## Instructions for the task
Every line of the material needs an exact copy, apart from the images.

## Data for review
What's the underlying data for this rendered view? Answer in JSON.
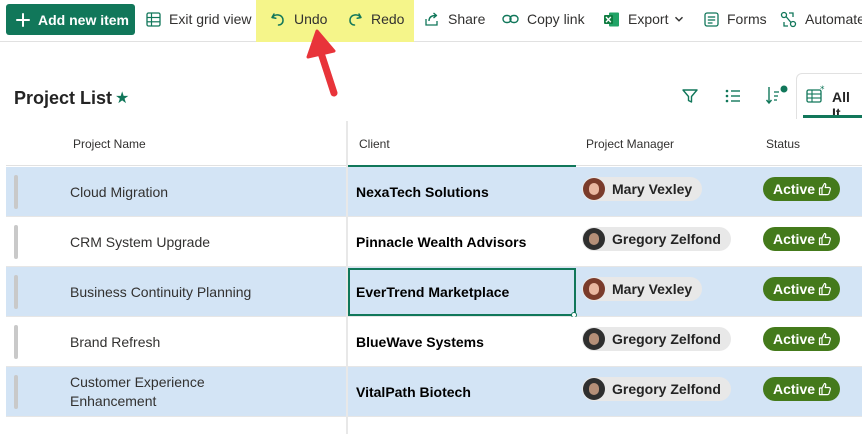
{
  "toolbar": {
    "add_label": "Add new item",
    "exit_grid_label": "Exit grid view",
    "undo_label": "Undo",
    "redo_label": "Redo",
    "share_label": "Share",
    "copy_link_label": "Copy link",
    "export_label": "Export",
    "forms_label": "Forms",
    "automate_label": "Automate",
    "highlight_color": "#f5f58a",
    "accent_color": "#11775a"
  },
  "list": {
    "title": "Project List",
    "favorite_icon": "star-icon",
    "view_label": "All It"
  },
  "columns": [
    "Project Name",
    "Client",
    "Project Manager",
    "Status"
  ],
  "rows": [
    {
      "project": "Cloud Migration",
      "client": "NexaTech Solutions",
      "manager": "Mary Vexley",
      "status": "Active",
      "selected": true
    },
    {
      "project": "CRM System Upgrade",
      "client": "Pinnacle Wealth Advisors",
      "manager": "Gregory Zelfond",
      "status": "Active",
      "selected": false
    },
    {
      "project": "Business Continuity Planning",
      "client": "EverTrend Marketplace",
      "manager": "Mary Vexley",
      "status": "Active",
      "selected": true
    },
    {
      "project": "Brand Refresh",
      "client": "BlueWave Systems",
      "manager": "Gregory Zelfond",
      "status": "Active",
      "selected": false
    },
    {
      "project": "Customer Experience Enhancement",
      "client": "VitalPath Biotech",
      "manager": "Gregory Zelfond",
      "status": "Active",
      "selected": true
    }
  ],
  "status_color": "#447a1b",
  "selected_row_color": "#d3e4f5"
}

## Task result
What's the underlying data for this rendered view? Answer in JSON.
{
  "toolbar": {
    "add_label": "Add new item",
    "exit_grid_label": "Exit grid view",
    "undo_label": "Undo",
    "redo_label": "Redo",
    "share_label": "Share",
    "copy_link_label": "Copy link",
    "export_label": "Export",
    "forms_label": "Forms",
    "automate_label": "Automate",
    "highlight_color": "#f5f58a",
    "accent_color": "#11775a"
  },
  "list": {
    "title": "Project List",
    "favorite_icon": "star-icon",
    "view_label": "All It"
  },
  "columns": [
    "Project Name",
    "Client",
    "Project Manager",
    "Status"
  ],
  "rows": [
    {
      "project": "Cloud Migration",
      "client": "NexaTech Solutions",
      "manager": "Mary Vexley",
      "status": "Active",
      "selected": true
    },
    {
      "project": "CRM System Upgrade",
      "client": "Pinnacle Wealth Advisors",
      "manager": "Gregory Zelfond",
      "status": "Active",
      "selected": false
    },
    {
      "project": "Business Continuity Planning",
      "client": "EverTrend Marketplace",
      "manager": "Mary Vexley",
      "status": "Active",
      "selected": true
    },
    {
      "project": "Brand Refresh",
      "client": "BlueWave Systems",
      "manager": "Gregory Zelfond",
      "status": "Active",
      "selected": false
    },
    {
      "project": "Customer Experience Enhancement",
      "client": "VitalPath Biotech",
      "manager": "Gregory Zelfond",
      "status": "Active",
      "selected": true
    }
  ],
  "status_color": "#447a1b",
  "selected_row_color": "#d3e4f5"
}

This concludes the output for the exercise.